Luckily, some recent research has given us reason for optimism on this point, showing that sometimes you can have your cake and eat it too. This research involves Vision Transformers (ViT), which utilize the Transformer architecture originally proposed for text-based applications back in 2017. The Transformer architecture for text played a large part in the rapid development and success of modern day large language models (such as Google’s Bard), and now it is leading to great strides in the machine vision domain as well, an area that up until this point has been dominated by the convolutional neural network (CNN) architecture. The ViT in this research is substantially scaled up, with a total of 22 billion parameters; for reference, the previous record holder had four billion parameters. The ViT was also trained on a much larger dataset of four billion images, as opposed to the previously used dataset of 300 million images. For more details, the academic paper also provides the ViT’s model card, essentially a nutrition label for machine learning models. This research is impressive not only because of its scale and the state-of-the-art results it achieved, but also because the resulting model exhibited an unexpected and humanlike quality, namely, a focus on shape rather than texture.
Most machine vision models demonstrate a strong texture bias. This means that, in making an image classification decision, the AI model may be focused 70%-80% on the textures of the image and only 20%-30% on the shapes in the image. This is in stark contrast to humans, who exhibit a strong 96% shape bias, with only 4% focus on texture. The ViT mentioned in the research above achieves 87% shape bias with a 13% focus on texture. Although not quite at human level, this is a radical reversal compared to previous state-of-the-art machine vision models. As the researchers note, this is a substantial improvement in the AI model’s “alignment to human visual object recognition.” This emergent humanlike capability shows that improved performance does not always need to come at the cost of inscrutability. In fact, they sometimes travel hand in hand, as is the case with this ViT which achieves impressive, if not superhuman, performance while also exhibiting improved scrutability by aligning with the human bias (or emphasis) on shape in vision recognition tasks.

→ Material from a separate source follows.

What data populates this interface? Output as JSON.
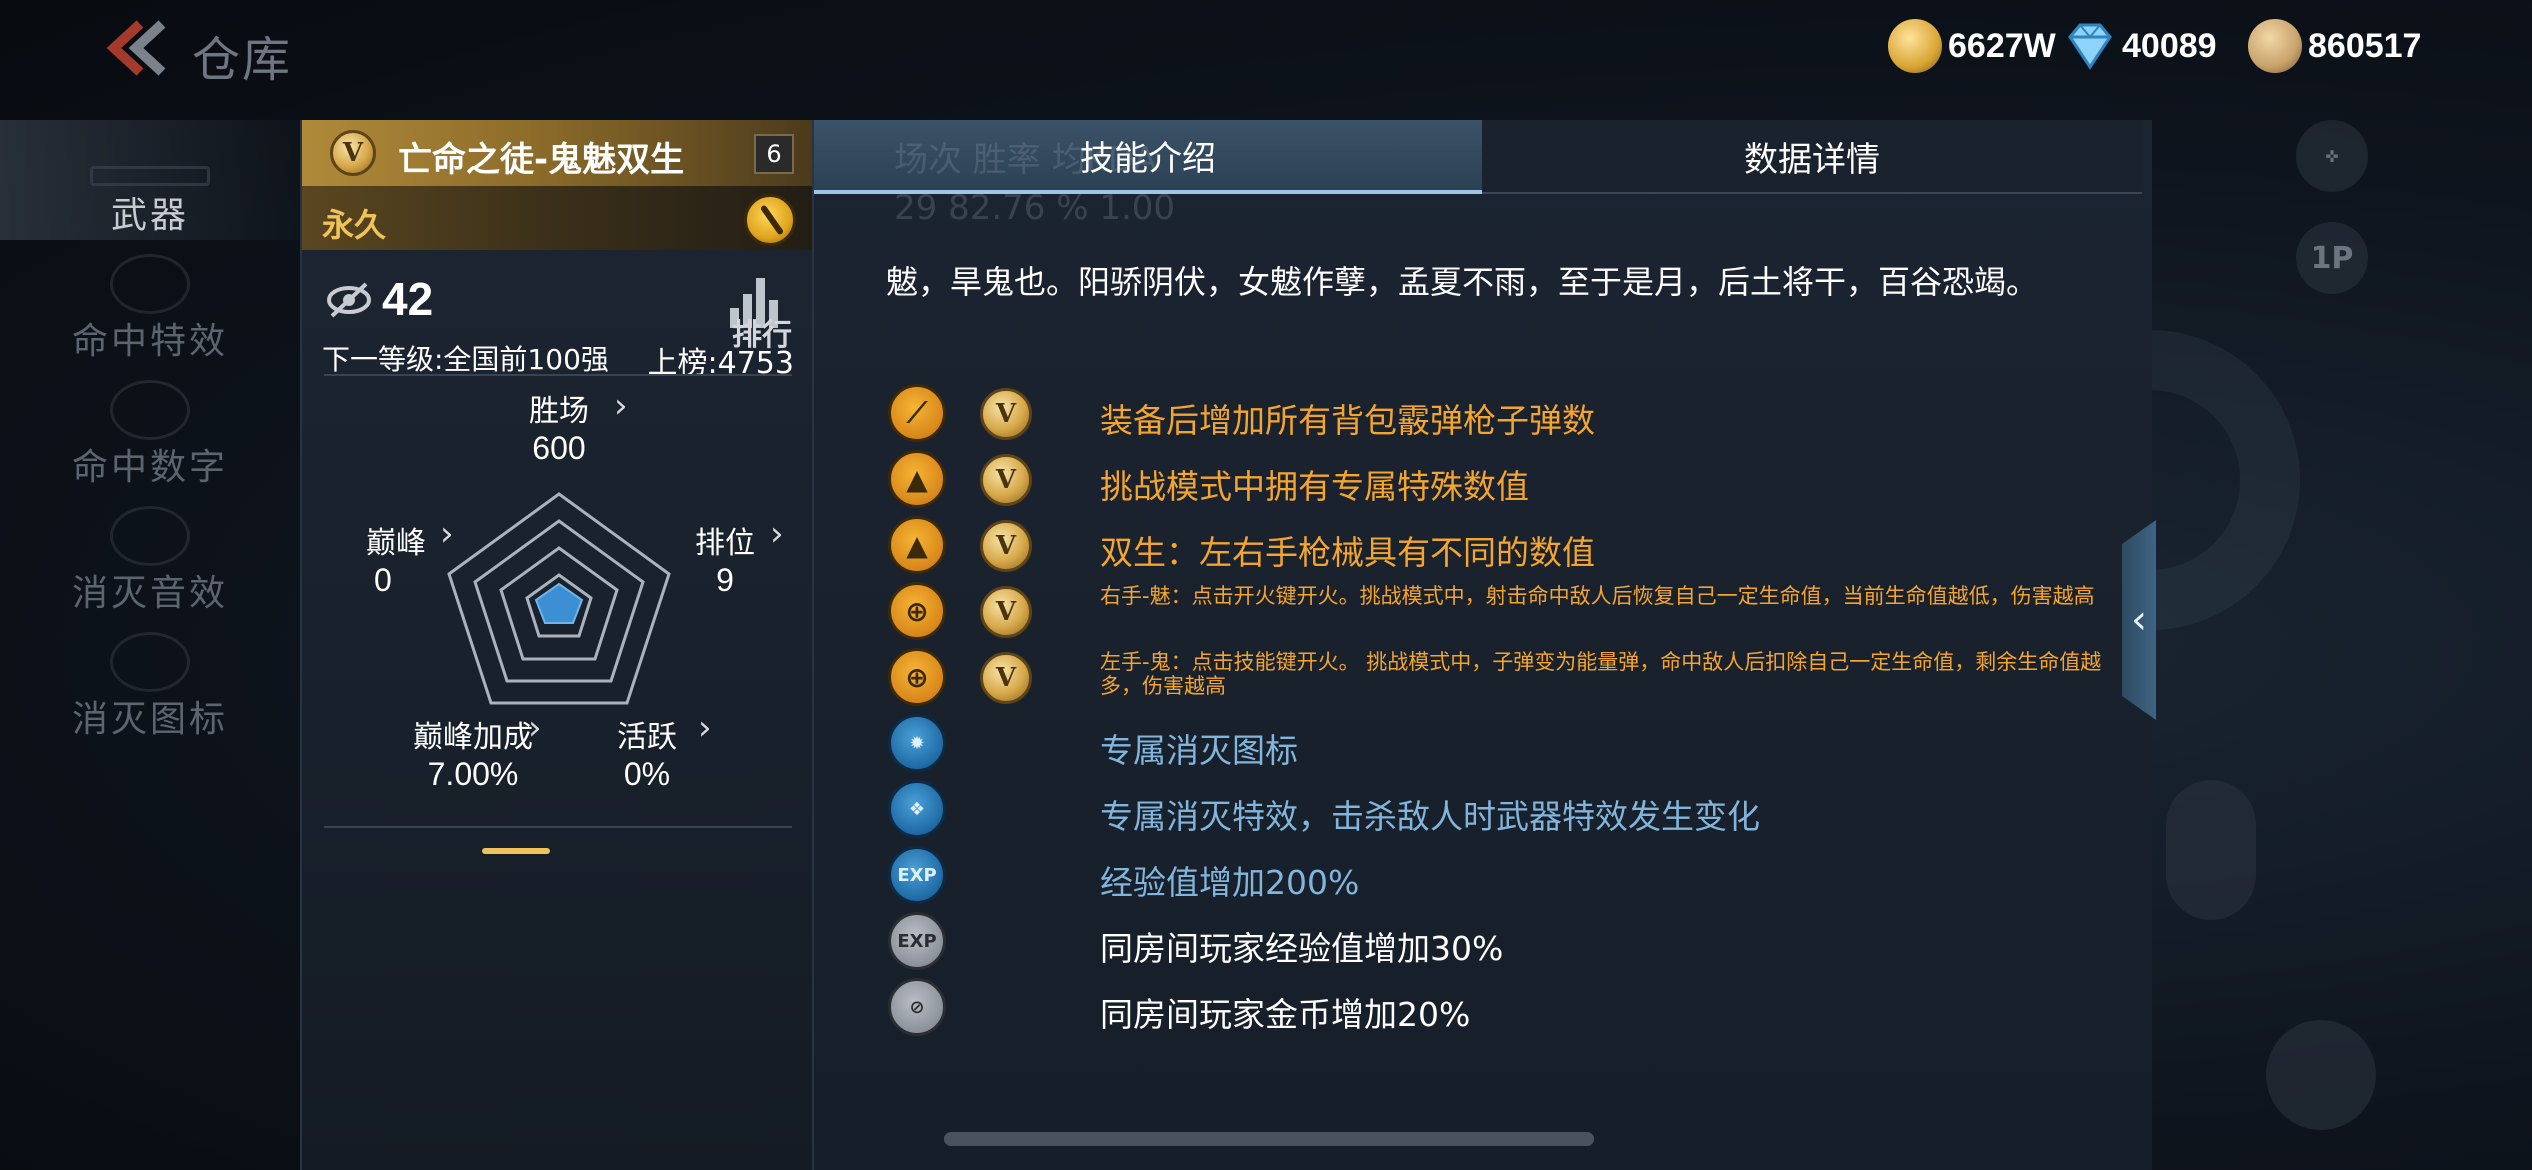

So, is it safer from a liability perspective for your AI model to (a) reason like a human and perhaps suffer from some of our all-too-human underperforming flaws, or (b) exhibit superhuman performance and suffer from inscrutability? Like with so many things, the lawyerly answer is, it depends, or more specifically, it depends on the context of the AI model’s use. But luckily, as the aforementioned Vision Transformer research demonstrates, sometimes you can have the best of both worlds with a scrutable and high-performing AI system.
Published by PLI Chronicle.